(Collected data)
• • • • •

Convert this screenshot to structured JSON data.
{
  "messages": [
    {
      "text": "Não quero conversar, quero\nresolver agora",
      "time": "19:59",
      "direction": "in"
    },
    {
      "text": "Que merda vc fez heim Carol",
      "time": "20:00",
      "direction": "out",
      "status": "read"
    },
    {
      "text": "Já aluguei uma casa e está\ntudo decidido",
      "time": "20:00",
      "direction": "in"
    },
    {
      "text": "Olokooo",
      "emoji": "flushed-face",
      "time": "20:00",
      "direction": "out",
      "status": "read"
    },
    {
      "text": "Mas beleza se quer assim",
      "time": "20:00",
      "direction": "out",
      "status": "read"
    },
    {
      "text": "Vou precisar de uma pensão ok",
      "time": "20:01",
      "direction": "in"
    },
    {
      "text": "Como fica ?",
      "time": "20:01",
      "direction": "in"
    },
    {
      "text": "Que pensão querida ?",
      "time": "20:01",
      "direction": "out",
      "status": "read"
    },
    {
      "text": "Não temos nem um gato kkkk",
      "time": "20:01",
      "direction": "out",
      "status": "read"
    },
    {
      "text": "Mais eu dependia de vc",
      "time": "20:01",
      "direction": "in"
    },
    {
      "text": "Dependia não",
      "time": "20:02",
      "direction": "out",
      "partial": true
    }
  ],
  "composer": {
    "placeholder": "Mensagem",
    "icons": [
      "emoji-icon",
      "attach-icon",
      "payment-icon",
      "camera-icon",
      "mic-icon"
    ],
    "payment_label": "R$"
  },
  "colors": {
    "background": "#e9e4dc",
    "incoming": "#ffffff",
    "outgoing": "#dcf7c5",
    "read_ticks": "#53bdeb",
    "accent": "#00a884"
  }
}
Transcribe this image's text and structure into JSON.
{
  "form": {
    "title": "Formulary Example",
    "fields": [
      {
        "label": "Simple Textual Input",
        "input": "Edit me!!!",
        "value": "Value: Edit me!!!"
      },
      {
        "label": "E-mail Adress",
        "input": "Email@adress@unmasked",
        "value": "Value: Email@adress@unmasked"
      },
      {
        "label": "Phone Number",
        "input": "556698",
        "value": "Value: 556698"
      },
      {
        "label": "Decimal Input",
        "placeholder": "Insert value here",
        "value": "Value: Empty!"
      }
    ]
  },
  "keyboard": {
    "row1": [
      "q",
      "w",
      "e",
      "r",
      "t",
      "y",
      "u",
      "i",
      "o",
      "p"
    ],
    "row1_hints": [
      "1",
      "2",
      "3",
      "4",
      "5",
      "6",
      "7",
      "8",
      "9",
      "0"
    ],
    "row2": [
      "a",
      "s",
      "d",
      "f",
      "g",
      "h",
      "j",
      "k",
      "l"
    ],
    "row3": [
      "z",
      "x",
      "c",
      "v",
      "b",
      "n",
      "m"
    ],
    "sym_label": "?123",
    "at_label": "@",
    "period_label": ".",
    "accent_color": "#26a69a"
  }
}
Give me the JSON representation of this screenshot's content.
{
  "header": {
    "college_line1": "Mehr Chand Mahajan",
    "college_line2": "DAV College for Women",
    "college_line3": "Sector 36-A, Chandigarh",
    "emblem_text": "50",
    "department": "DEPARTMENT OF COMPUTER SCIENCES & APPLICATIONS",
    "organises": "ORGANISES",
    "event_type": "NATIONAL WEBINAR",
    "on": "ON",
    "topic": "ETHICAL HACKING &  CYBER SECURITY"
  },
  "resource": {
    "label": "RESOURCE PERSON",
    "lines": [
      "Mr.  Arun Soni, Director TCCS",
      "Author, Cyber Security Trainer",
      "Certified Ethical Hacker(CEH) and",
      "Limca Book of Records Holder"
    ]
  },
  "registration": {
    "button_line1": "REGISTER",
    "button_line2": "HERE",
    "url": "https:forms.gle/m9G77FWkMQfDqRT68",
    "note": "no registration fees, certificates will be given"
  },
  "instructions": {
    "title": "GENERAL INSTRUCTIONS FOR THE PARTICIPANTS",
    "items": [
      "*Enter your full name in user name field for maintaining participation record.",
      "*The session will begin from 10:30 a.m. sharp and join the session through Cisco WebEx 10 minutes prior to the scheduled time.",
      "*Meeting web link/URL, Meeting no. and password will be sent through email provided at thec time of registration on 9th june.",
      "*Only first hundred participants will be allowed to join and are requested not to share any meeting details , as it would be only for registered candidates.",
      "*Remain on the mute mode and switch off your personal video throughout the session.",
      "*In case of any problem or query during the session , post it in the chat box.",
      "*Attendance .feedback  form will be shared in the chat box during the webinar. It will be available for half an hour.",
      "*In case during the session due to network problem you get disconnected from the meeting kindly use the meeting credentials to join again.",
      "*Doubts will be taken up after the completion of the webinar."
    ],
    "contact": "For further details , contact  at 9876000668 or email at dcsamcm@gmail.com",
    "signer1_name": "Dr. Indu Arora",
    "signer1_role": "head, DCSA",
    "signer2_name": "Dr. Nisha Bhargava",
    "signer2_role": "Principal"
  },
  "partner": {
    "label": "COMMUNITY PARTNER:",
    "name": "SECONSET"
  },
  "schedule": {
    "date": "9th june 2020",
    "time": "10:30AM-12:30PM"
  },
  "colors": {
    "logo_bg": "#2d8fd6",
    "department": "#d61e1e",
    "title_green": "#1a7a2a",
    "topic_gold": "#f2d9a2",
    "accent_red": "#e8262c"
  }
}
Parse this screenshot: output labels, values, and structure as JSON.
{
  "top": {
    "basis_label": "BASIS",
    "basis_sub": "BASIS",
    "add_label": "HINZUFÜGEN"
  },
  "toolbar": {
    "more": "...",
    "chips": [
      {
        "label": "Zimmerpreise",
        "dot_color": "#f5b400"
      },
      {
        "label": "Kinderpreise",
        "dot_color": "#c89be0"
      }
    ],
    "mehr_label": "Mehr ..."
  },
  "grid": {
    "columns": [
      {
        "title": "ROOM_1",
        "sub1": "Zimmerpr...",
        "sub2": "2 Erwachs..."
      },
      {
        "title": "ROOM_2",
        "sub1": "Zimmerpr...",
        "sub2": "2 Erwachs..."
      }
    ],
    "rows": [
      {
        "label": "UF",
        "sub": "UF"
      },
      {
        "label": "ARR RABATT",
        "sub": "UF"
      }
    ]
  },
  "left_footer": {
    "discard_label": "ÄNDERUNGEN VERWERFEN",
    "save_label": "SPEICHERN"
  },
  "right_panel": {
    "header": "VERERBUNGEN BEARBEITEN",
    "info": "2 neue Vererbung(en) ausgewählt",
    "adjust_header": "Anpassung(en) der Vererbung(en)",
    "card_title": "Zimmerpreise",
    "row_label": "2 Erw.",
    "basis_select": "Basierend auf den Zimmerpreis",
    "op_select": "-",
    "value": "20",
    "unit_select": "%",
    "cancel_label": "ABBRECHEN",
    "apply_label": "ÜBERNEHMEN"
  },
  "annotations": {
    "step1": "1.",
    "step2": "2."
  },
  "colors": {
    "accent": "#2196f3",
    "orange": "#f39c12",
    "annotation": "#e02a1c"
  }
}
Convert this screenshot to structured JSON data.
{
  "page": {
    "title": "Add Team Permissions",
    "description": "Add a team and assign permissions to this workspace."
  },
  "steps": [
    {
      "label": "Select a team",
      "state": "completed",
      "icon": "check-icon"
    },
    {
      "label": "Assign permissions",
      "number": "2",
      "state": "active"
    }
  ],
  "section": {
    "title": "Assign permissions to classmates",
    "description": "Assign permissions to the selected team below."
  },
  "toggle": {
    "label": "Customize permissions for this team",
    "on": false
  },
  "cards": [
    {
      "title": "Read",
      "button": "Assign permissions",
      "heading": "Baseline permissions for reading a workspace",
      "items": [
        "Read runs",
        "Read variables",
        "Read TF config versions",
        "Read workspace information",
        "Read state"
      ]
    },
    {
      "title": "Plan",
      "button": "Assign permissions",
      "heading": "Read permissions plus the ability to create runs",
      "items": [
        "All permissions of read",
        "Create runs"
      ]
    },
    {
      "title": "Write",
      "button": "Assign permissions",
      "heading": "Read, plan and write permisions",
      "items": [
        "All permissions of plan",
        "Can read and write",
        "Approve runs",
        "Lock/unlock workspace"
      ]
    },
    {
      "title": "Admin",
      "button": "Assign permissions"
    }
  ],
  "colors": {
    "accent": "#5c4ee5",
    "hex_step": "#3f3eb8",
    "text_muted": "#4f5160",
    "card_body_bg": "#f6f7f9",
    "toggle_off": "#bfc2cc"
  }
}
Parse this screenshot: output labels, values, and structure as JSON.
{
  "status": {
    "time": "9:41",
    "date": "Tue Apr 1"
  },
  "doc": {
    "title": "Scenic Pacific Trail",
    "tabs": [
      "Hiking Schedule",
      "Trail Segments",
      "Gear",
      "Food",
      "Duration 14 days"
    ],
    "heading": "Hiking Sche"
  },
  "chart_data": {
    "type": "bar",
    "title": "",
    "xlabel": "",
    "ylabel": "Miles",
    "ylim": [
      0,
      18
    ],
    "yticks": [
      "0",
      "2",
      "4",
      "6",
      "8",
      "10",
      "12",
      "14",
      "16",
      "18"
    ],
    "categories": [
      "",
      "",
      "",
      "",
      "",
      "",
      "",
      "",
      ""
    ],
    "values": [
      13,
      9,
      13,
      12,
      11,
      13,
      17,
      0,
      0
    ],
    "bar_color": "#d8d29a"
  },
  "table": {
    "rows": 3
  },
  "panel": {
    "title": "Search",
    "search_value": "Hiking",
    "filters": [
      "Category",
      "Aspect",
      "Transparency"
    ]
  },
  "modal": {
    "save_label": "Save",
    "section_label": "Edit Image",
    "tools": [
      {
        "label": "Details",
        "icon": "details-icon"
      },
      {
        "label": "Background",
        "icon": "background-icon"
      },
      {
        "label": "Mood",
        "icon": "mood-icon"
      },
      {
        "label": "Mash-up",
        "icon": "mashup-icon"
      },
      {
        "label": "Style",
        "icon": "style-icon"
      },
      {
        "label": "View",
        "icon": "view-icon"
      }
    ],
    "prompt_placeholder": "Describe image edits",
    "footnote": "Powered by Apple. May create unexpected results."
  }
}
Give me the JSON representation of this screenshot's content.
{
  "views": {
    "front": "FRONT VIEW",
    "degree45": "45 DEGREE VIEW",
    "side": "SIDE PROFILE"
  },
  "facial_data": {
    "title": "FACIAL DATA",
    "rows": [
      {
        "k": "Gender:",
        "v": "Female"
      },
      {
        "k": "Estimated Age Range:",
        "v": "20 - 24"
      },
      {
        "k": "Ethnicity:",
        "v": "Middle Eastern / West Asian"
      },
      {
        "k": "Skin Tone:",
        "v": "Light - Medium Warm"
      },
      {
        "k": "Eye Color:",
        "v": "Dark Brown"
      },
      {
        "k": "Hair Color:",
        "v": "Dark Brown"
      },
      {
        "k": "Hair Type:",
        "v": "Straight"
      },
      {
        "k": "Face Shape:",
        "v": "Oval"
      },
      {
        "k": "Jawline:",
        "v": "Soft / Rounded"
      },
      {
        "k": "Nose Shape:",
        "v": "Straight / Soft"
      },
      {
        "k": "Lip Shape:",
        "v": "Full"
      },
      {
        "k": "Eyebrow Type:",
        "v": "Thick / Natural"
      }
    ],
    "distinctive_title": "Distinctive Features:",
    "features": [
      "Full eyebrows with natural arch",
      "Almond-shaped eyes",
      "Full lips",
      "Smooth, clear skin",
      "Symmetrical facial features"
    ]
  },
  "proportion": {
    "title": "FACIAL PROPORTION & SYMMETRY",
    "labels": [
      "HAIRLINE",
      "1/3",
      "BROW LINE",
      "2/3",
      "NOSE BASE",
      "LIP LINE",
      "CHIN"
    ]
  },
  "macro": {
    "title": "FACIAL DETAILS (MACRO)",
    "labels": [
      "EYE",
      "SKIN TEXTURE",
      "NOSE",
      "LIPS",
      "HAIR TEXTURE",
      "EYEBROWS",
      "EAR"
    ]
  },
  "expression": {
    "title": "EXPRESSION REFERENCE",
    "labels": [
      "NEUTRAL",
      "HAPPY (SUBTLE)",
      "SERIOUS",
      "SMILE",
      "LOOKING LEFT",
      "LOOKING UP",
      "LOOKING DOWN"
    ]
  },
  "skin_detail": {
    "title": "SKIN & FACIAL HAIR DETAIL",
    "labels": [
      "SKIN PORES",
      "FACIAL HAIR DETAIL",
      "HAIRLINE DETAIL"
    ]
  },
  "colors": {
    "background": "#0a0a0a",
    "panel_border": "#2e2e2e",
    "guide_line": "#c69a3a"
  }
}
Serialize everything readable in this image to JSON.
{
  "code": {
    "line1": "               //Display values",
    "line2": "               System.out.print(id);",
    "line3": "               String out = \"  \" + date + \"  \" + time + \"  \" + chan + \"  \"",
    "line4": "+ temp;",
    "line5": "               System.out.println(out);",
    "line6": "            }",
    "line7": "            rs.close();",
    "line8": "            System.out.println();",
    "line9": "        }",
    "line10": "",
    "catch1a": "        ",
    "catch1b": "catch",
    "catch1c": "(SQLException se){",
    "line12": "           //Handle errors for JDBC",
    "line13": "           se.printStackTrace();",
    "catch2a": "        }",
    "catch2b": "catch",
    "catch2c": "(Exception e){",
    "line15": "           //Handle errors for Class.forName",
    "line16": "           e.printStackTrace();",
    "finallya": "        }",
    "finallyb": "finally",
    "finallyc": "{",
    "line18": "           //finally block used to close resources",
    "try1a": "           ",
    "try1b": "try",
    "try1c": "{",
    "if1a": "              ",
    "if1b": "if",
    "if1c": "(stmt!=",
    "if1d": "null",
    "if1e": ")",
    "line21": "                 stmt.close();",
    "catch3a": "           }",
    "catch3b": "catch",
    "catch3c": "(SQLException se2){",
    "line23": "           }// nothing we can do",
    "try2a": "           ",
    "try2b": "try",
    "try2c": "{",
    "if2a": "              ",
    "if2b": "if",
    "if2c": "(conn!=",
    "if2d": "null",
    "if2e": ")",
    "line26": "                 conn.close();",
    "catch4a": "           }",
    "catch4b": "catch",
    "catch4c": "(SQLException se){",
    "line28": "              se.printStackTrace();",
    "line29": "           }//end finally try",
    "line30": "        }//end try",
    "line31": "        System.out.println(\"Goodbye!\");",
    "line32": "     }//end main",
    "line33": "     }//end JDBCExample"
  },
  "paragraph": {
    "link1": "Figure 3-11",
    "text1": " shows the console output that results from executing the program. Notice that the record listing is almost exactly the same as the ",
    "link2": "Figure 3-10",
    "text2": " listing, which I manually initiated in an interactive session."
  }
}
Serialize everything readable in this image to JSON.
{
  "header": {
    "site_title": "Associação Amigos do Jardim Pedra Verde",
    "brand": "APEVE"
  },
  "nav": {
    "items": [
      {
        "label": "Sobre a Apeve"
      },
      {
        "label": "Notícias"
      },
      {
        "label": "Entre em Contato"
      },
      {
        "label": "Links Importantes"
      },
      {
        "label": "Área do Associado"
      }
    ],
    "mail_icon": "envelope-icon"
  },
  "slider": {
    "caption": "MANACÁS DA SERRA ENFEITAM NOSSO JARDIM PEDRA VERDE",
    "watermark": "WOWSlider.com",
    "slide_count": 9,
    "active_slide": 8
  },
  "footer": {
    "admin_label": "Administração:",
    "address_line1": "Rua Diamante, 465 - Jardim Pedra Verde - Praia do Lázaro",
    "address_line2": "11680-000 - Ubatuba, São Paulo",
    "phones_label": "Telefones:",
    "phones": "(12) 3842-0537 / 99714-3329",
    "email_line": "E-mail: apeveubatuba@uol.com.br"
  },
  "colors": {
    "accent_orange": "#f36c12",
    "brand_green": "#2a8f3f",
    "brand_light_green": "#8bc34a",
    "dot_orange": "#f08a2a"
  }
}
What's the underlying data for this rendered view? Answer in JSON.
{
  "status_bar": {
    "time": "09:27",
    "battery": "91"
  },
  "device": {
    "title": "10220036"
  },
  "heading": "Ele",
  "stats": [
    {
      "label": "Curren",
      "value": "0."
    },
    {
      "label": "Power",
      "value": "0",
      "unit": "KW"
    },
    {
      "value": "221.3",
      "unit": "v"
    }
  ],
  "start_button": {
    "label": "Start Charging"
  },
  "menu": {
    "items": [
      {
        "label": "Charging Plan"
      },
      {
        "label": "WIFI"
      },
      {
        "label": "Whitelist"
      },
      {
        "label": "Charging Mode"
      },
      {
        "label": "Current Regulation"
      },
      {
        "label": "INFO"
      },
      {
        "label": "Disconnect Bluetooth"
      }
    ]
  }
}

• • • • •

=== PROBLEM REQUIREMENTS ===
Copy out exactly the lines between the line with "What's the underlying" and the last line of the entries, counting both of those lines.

=== WRITTEN ANSWER ===
What's the underlying data for this rendered view? Answer in JSON.
{
  "status_bar": {
    "time": "09:27",
    "battery": "91"
  },
  "device": {
    "title": "10220036"
  },
  "heading": "Ele",
  "stats": [
    {
      "label": "Curren",
      "value": "0."
    },
    {
      "label": "Power",
      "value": "0",
      "unit": "KW"
    },
    {
      "value": "221.3",
      "unit": "v"
    }
  ],
  "start_button": {
    "label": "Start Charging"
  },
  "menu": {
    "items": [
      {
        "label": "Charging Plan"
      },
      {
        "label": "WIFI"
      },
      {
        "label": "Whitelist"
      },
      {
        "label": "Charging Mode"
      },
      {
        "label": "Current Regulation"
      },
      {
        "label": "INFO"
      },
      {
        "label": "Disconnect Bluetooth"
      }
    ]
  }
}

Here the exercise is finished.